Despite significant investments of public and private resources in research on Alzheimer's disease (AD), Parkinson’s disease (PD), Amyotrophic Lateral Sclerosis (ALS), Huntington’s disease (HD), and other neurodegenerative diseases, there are currently no neuroprotective therapies available for patients. The Center for Neurogenetics seeks to initiate and execute innovative therapeutic approaches that will address some of the previous obstacles in translational neurosciences.
Mechanism- and Genotype-based Therapies
In our recent work we found that Gaucher disease, a rare lysosomal storage disease that predominately affects children, is mechanistically linked to Parkinson’s disease (1,2). Specifically, we identified glucocerebrosidase, an enzyme that causes Gaucher’s disease when mutated, as novel therapeutic target for Parkinson’s disease and related synucleinopathies. These discoveries provide a foundation for additional studies in the area of lysosomal diseases and neurodegeneration, including the examination of links between other lysosomal storage diseases (LSDs) and accumulations of Tau or Aβ that are associated with dementias such Alzheimer’s disease. We hypothesizes that accumulation of aggregation-prone proteins such α-synuclein, Tau, Aβ contribute to neurodegeneration in at least a subset of LSDs where it is known that these proteins accumulate. We propose to develop a novel approach to drug development by targeting specific enzymes and proteins linked to neurodegeneration in lysosomal storage diseases for therapeutic development in PD, AD and related neurodegenerative disorders.
Biomarkers and Early Interventions
The Center for Neurogenetics will assess lysosomal enzymes and their respective substrates as possible biomarkers of disease progression in neurodegenerative diseases.
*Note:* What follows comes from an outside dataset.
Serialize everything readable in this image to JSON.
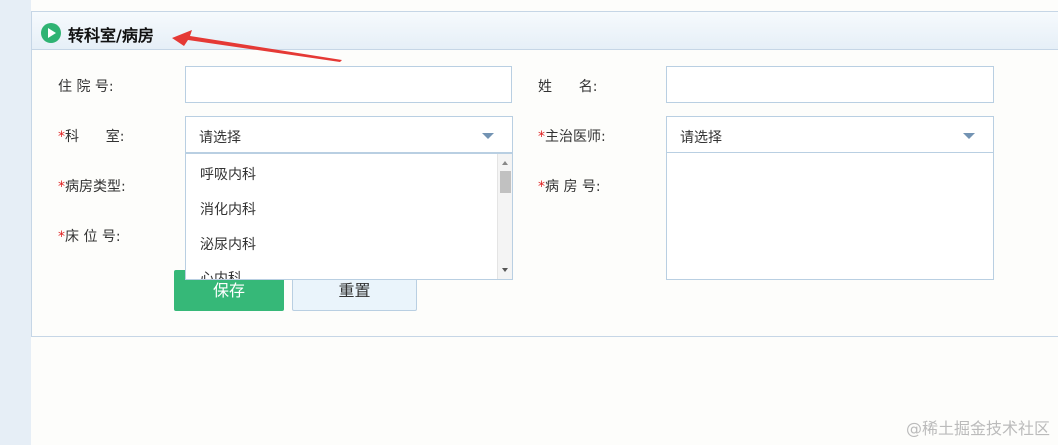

The activities of lysosomal enzymes will be measured in peripheral and easily accessible compartments of patients with PD or AD, as well as in patients with the relevant lysosomal disorder. Using this approach we should be able to demonstrate specific activation of therapeutic targets in well-defined patient populations prior to disease onset. This approach, if successful, will allow for early, less expensive proof-of-concept studies and will lower the overall cost of clinical studies. We will closely collaborate with the Clinical Research center at our institution to design and organize these innovative clinical trials.
Following is a list of publications referenced in the development of our position and approach.
- Mazzulli, J.R., Sun, Y., Knight, A.L., McLean, P.J., Caldwell, G, Sidransky, E, Grabowski, G.A. and Krainc, D. Gaucher’s Disease Glucocerebrosidase and alpha-synuclein form a bidirectional pathogenic loop in synucleinopathies. Cell. 2011 Jul 8;146(1):37-52. (Accompanied by the Perspective in Cell, Science Translational Medicine, and Editors’ Choice in Science) PMID: 21700325
- Shachar T, Lo Bianco C, Recchia A, Wiessner C, Raas-Rothschild A, Futerman AH. Lysosomal storage disorders and Parkinson's disease: Gaucher disease and beyond. Mov Disord. 2011 Aug 1;26(9):1593-604. PMID: 2161861